:: RECORDS SUPPLIED ::
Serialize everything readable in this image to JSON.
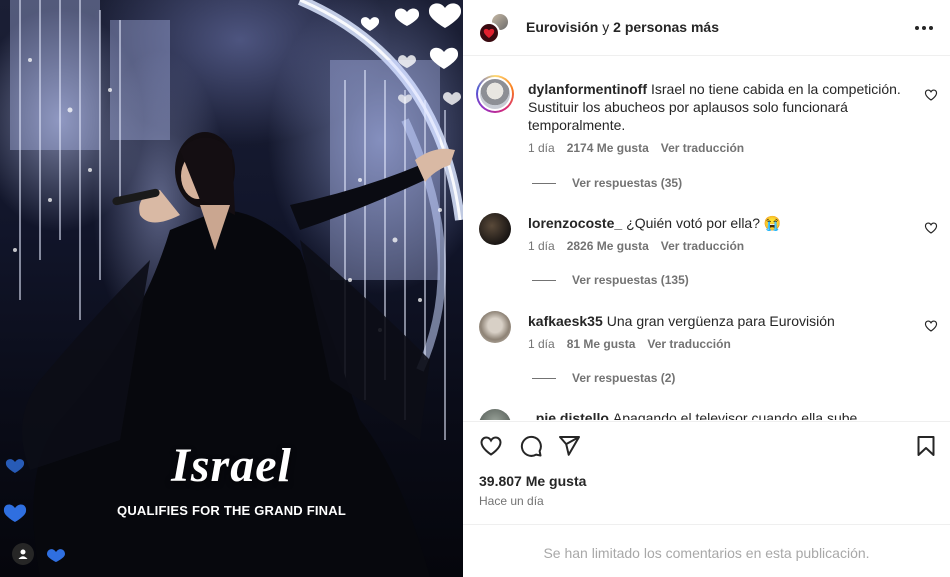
{
  "media": {
    "title": "Israel",
    "subtitle": "QUALIFIES FOR THE GRAND FINAL",
    "tag_icon": "user-icon"
  },
  "header": {
    "title_bold": "Eurovisión",
    "title_normal": " y ",
    "title_bold2": "2 personas más",
    "more_icon": "more-horizontal-icon"
  },
  "comments": [
    {
      "username": "dylanformentinoff",
      "text": "Israel no tiene cabida en la competición. Sustituir los abucheos por aplausos solo funcionará temporalmente.",
      "time": "1 día",
      "likes": "2174 Me gusta",
      "translate": "Ver traducción",
      "replies": "Ver respuestas (35)"
    },
    {
      "username": "lorenzocoste_",
      "text": "¿Quién votó por ella? 😭",
      "time": "1 día",
      "likes": "2826 Me gusta",
      "translate": "Ver traducción",
      "replies": "Ver respuestas (135)"
    },
    {
      "username": "kafkaesk35",
      "text": "Una gran vergüenza para Eurovisión",
      "time": "1 día",
      "likes": "81 Me gusta",
      "translate": "Ver traducción",
      "replies": "Ver respuestas (2)"
    },
    {
      "username": "_pie.distello",
      "text": "Apagando el televisor cuando ella sube"
    }
  ],
  "post": {
    "likes": "39.807 Me gusta",
    "time": "Hace un día",
    "footer": "Se han limitado los comentarios en esta publicación."
  },
  "colors": {
    "text": "#262626",
    "secondary": "#737373",
    "muted": "#a8a8a8",
    "divider": "#efefef"
  }
}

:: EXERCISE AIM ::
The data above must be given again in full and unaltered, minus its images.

:: SOLUTION TO THIS EXERCISE ::
Serialize everything readable in this image to JSON.
{
  "media": {
    "title": "Israel",
    "subtitle": "QUALIFIES FOR THE GRAND FINAL",
    "tag_icon": "user-icon"
  },
  "header": {
    "title_bold": "Eurovisión",
    "title_normal": " y ",
    "title_bold2": "2 personas más",
    "more_icon": "more-horizontal-icon"
  },
  "comments": [
    {
      "username": "dylanformentinoff",
      "text": "Israel no tiene cabida en la competición. Sustituir los abucheos por aplausos solo funcionará temporalmente.",
      "time": "1 día",
      "likes": "2174 Me gusta",
      "translate": "Ver traducción",
      "replies": "Ver respuestas (35)"
    },
    {
      "username": "lorenzocoste_",
      "text": "¿Quién votó por ella? 😭",
      "time": "1 día",
      "likes": "2826 Me gusta",
      "translate": "Ver traducción",
      "replies": "Ver respuestas (135)"
    },
    {
      "username": "kafkaesk35",
      "text": "Una gran vergüenza para Eurovisión",
      "time": "1 día",
      "likes": "81 Me gusta",
      "translate": "Ver traducción",
      "replies": "Ver respuestas (2)"
    },
    {
      "username": "_pie.distello",
      "text": "Apagando el televisor cuando ella sube"
    }
  ],
  "post": {
    "likes": "39.807 Me gusta",
    "time": "Hace un día",
    "footer": "Se han limitado los comentarios en esta publicación."
  },
  "colors": {
    "text": "#262626",
    "secondary": "#737373",
    "muted": "#a8a8a8",
    "divider": "#efefef"
  }
}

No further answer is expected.